“When employees reach that point of burnout, the signs are that everything takes longer and there’s a general resistance to getting more things done,” said Alim. “I give the analogy of ‘it’s kind of like running underwater.’ It’s moving slower.”

What can be done?

Saab identified four ways to handle corporate long Covid: recognize the symptoms, diagnose the exact cause, treat with emerging best practices, and monitor that the problem is really solved. “Companies should not wait until their profits start eroding to realize that they have a problem because chances are they’ve been sitting on that problem for too long,” he said.

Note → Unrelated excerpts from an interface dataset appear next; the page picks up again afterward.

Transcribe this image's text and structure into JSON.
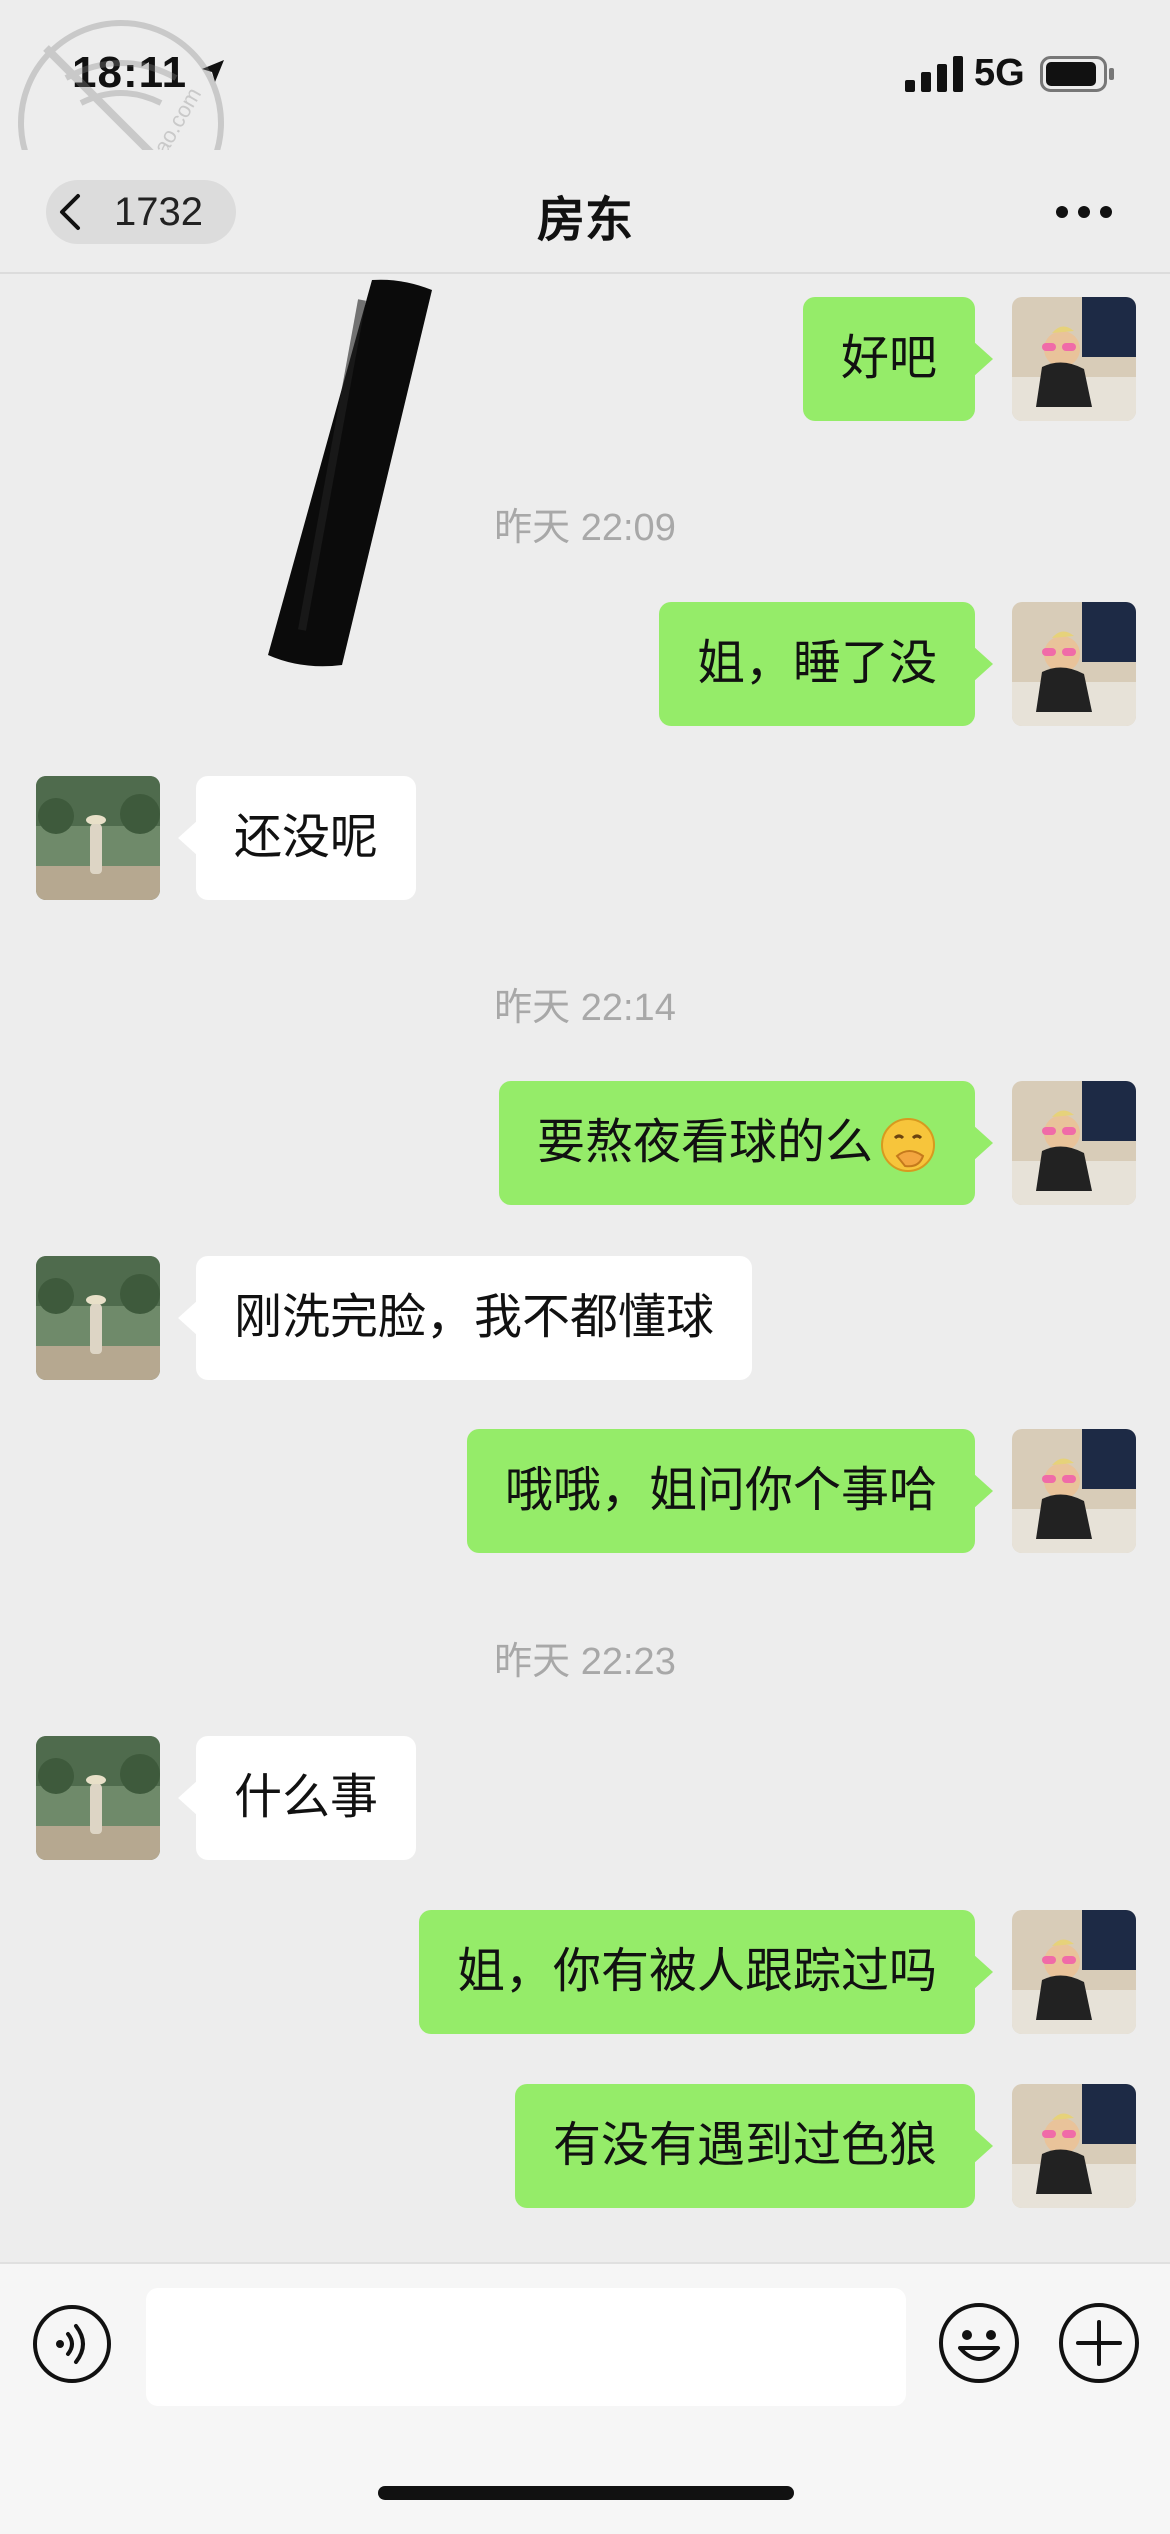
{
  "status_bar": {
    "time": "18:11",
    "network": "5G"
  },
  "nav": {
    "back_count": "1732",
    "title": "房东"
  },
  "messages": [
    {
      "side": "me",
      "text": "好吧"
    },
    {
      "side": "time",
      "text": "昨天 22:09"
    },
    {
      "side": "me",
      "text": "姐，睡了没"
    },
    {
      "side": "them",
      "text": "还没呢"
    },
    {
      "side": "time",
      "text": "昨天 22:14"
    },
    {
      "side": "me",
      "text": "要熬夜看球的么",
      "emoji": "face-with-hand-over-mouth-emoji"
    },
    {
      "side": "them",
      "text": "刚洗完脸，我不都懂球"
    },
    {
      "side": "me",
      "text": "哦哦，姐问你个事哈"
    },
    {
      "side": "time",
      "text": "昨天 22:23"
    },
    {
      "side": "them",
      "text": "什么事"
    },
    {
      "side": "me",
      "text": "姐，你有被人跟踪过吗"
    },
    {
      "side": "me",
      "text": "有没有遇到过色狼"
    }
  ],
  "input": {
    "value": "",
    "placeholder": ""
  },
  "icons": {
    "back": "chevron-left-icon",
    "more": "more-dots-icon",
    "voice": "voice-icon",
    "emoji": "emoji-icon",
    "plus": "plus-icon"
  },
  "colors": {
    "background": "#ededed",
    "my_bubble": "#95ec69",
    "their_bubble": "#ffffff",
    "timestamp": "#a8a8a8"
  },
  "watermark_text": "haijiao.com"
}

"When people are working through Covid, and illnesses, you don't have the time to recover."
Erin Grau, cofounder of Charter, a media and services company focused on the future of work.

Some companies have already proactively addressed suspected productivity drop-offs. For example, Google announced a hiring freeze in July and has yet to officially reverse the freeze. CEO Sundar Pichai said the company’s headcount doesn’t match its productivity at an all-hands.

Saab recommended that companies who haven’t already completed a thorough review should evaluate skills gaps and competencies by roles and pinpoint management effectiveness in different divisions.

Simply applying more pressure on employees won’t help address it either. “When people are working through Covid and illnesses, you don’t have the time to recover,” said Grau, who was sick herself when she spoke with WorkLife. “If your company hasn’t built a good rest ethic and isn’t supporting you taking the time off, a lot of people think am I really going to just take time off to sit in my bedroom? No.”

A nonprofit organization called All Hands and Hearts also recognized that widespread burnout among its staff was affecting productivity. The company partnered with mental health platform Wysa, to provide access to therapy and mental health services. Afterward, it claimed that it saw a 70% reduction in stress levels across employees who took up coaching with Wysa.

At Compt, they’re asking questions like are you thinking about taking time off, do you have too much on your plate, do we need to hire an additional person? “It’s predicting ahead of time and making sure you have the right people on staff before it gets to the point where it’s overwhelming,” said Alim.